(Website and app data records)
******************************

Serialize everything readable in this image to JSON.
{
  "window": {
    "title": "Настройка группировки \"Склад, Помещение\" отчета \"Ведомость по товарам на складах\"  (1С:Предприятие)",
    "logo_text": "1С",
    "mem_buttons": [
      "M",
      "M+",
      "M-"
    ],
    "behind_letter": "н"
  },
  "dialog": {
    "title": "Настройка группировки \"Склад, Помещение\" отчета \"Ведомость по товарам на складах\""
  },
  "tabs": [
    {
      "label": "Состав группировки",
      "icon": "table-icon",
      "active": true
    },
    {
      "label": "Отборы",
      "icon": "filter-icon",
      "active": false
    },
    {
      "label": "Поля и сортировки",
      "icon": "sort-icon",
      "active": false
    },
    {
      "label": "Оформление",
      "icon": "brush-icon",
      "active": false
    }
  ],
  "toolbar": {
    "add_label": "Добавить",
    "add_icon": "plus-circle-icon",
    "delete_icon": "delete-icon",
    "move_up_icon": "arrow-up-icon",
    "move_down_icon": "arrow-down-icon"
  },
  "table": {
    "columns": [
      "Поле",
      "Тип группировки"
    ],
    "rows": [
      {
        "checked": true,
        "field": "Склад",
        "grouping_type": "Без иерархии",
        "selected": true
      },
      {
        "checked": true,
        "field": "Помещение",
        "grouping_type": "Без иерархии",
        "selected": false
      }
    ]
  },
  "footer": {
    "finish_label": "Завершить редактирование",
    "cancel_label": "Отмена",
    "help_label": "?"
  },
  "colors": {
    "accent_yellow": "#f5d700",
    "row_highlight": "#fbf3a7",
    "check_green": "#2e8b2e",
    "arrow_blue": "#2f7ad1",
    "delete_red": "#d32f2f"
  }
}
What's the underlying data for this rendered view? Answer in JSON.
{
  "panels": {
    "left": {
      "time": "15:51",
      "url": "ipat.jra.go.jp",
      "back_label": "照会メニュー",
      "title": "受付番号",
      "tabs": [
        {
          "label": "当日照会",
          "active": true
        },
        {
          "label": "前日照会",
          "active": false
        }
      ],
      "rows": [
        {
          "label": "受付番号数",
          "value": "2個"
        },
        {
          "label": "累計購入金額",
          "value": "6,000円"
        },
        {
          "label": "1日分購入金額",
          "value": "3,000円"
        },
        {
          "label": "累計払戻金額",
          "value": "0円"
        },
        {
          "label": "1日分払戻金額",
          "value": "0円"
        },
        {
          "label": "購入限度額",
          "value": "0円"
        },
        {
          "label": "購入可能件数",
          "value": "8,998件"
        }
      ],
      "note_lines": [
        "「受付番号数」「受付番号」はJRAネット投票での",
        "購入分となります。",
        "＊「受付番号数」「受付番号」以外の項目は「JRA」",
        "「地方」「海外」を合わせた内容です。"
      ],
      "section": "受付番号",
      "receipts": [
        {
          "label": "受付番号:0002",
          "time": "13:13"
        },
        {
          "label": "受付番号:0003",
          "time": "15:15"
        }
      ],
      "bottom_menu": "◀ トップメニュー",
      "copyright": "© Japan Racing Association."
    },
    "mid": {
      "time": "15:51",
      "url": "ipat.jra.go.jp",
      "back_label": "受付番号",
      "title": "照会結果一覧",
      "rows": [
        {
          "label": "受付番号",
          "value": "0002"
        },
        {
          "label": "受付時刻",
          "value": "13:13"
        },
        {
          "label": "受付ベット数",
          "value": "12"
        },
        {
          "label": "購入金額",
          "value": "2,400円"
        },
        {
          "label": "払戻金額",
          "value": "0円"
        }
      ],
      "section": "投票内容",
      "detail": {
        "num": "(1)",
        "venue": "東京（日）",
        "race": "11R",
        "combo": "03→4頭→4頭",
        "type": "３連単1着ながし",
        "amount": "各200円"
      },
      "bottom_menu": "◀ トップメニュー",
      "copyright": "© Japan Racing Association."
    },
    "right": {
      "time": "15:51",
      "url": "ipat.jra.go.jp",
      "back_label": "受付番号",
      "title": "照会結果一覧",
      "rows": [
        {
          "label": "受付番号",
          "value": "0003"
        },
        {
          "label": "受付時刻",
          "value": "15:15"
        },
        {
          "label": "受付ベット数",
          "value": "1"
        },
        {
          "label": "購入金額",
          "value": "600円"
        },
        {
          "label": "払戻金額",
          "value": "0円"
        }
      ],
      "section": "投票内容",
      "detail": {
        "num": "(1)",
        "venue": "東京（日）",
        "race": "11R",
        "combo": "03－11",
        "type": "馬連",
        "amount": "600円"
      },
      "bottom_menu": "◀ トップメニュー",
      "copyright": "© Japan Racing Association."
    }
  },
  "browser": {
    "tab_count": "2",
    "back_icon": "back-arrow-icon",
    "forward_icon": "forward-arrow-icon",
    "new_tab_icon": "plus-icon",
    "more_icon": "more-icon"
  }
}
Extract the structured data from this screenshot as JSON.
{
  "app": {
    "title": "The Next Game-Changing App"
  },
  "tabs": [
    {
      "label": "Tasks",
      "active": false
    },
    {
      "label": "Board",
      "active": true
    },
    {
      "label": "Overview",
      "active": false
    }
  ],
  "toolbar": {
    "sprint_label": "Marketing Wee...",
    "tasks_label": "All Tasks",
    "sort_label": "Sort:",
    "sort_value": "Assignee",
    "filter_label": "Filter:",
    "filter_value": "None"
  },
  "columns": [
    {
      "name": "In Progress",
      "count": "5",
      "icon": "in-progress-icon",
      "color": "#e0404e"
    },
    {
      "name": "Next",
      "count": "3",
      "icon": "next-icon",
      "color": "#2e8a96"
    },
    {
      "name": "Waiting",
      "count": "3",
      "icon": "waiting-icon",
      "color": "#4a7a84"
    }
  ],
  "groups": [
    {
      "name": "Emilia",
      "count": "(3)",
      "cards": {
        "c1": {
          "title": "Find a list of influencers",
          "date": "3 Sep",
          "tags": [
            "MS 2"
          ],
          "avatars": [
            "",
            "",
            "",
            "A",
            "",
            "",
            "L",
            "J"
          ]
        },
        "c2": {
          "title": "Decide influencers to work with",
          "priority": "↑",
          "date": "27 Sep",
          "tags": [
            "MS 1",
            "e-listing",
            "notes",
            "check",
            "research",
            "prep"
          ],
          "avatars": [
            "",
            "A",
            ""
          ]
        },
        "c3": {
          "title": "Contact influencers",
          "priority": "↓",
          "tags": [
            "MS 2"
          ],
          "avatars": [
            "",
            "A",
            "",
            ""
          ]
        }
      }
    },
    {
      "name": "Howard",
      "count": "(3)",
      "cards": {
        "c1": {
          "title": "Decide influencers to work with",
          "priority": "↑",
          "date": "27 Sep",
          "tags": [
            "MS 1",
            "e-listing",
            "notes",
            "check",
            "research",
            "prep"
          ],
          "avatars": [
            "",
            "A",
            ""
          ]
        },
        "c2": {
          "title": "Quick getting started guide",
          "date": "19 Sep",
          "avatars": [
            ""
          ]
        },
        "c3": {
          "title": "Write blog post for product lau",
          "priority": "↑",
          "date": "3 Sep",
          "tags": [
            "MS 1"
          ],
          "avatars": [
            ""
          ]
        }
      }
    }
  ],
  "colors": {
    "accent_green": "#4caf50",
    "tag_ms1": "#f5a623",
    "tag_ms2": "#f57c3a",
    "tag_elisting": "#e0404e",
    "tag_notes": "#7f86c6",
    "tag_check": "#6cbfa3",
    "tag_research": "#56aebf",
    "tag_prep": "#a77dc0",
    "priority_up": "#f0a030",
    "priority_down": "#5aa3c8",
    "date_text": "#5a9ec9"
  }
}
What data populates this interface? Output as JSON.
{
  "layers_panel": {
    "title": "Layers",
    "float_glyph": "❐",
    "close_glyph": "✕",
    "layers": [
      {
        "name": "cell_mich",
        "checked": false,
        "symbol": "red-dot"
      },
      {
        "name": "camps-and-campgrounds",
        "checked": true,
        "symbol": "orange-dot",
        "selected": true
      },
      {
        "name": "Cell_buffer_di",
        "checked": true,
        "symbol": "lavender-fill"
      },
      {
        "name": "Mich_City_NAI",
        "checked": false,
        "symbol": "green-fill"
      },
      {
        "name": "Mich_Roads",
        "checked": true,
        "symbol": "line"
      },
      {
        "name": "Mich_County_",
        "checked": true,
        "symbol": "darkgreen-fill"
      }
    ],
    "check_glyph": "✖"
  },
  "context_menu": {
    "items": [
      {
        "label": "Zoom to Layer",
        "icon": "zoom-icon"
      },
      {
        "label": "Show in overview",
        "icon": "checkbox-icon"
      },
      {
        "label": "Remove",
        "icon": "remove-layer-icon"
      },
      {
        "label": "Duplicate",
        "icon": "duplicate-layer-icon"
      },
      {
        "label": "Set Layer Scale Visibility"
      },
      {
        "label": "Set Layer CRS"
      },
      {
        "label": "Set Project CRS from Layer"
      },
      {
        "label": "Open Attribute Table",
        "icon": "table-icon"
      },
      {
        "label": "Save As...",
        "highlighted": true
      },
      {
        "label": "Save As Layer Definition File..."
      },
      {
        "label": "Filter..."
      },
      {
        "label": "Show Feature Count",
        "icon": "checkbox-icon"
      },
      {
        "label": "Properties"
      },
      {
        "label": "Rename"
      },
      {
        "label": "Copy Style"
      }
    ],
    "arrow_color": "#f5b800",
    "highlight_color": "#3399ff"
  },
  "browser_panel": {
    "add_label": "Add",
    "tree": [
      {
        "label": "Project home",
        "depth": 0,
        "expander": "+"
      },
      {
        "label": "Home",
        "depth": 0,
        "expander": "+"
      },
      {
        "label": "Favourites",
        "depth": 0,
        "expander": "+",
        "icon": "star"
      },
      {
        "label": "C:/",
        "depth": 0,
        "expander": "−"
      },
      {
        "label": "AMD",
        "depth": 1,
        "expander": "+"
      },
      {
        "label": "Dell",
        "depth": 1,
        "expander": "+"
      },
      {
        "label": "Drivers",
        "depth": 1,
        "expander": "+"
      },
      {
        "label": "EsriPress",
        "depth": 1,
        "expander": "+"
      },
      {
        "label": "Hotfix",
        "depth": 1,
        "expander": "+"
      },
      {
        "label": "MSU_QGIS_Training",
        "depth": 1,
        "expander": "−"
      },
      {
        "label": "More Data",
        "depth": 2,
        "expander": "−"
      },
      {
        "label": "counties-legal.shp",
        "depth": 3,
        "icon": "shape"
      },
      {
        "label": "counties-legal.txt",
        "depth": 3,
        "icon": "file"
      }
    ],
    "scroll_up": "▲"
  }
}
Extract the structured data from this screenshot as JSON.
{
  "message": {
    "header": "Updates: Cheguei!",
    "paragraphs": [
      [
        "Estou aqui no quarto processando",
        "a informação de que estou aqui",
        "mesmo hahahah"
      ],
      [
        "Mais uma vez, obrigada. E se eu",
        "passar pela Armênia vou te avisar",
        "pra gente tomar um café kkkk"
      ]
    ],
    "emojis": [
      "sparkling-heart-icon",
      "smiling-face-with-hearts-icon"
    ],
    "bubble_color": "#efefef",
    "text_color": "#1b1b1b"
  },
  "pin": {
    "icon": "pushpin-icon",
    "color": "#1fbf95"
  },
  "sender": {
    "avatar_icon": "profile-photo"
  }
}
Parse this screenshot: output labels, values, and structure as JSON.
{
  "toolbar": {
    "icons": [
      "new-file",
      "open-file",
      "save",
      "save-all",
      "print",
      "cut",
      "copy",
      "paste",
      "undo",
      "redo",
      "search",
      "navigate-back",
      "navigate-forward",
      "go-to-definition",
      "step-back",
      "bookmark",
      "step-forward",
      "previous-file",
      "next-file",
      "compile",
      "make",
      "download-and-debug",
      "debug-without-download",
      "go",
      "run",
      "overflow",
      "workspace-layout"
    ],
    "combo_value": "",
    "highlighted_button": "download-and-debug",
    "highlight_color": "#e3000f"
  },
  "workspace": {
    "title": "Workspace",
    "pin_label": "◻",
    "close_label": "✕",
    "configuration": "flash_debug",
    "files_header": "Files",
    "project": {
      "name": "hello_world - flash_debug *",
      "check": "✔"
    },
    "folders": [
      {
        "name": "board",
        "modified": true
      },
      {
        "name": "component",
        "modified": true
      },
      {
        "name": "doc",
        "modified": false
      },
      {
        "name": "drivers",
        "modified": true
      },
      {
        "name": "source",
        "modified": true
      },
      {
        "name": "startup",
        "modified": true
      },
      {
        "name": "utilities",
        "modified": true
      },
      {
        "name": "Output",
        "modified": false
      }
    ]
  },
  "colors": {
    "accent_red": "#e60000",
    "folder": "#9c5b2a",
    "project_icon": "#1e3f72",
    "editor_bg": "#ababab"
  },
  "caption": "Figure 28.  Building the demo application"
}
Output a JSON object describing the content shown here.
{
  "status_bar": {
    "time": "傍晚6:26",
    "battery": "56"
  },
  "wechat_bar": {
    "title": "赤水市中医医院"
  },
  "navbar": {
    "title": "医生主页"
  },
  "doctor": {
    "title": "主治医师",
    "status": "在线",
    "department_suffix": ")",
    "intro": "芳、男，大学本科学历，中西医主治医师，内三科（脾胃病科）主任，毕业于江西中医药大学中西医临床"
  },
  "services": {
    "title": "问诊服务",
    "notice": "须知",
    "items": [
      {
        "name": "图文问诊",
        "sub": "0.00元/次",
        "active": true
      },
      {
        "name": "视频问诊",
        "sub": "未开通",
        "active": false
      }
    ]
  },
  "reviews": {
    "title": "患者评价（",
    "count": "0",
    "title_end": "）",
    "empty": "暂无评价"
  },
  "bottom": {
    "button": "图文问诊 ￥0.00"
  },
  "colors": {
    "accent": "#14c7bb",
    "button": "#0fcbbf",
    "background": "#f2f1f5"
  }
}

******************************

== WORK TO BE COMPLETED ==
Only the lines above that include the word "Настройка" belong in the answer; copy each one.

== RESULT OF THIS EXERCISE ==
    "title": "Настройка группировки \"Склад, Помещение\" отчета \"Ведомость по товарам на складах\"  (1С:Предприятие)",
    "title": "Настройка группировки \"Склад, Помещение\" отчета \"Ведомость по товарам на складах\""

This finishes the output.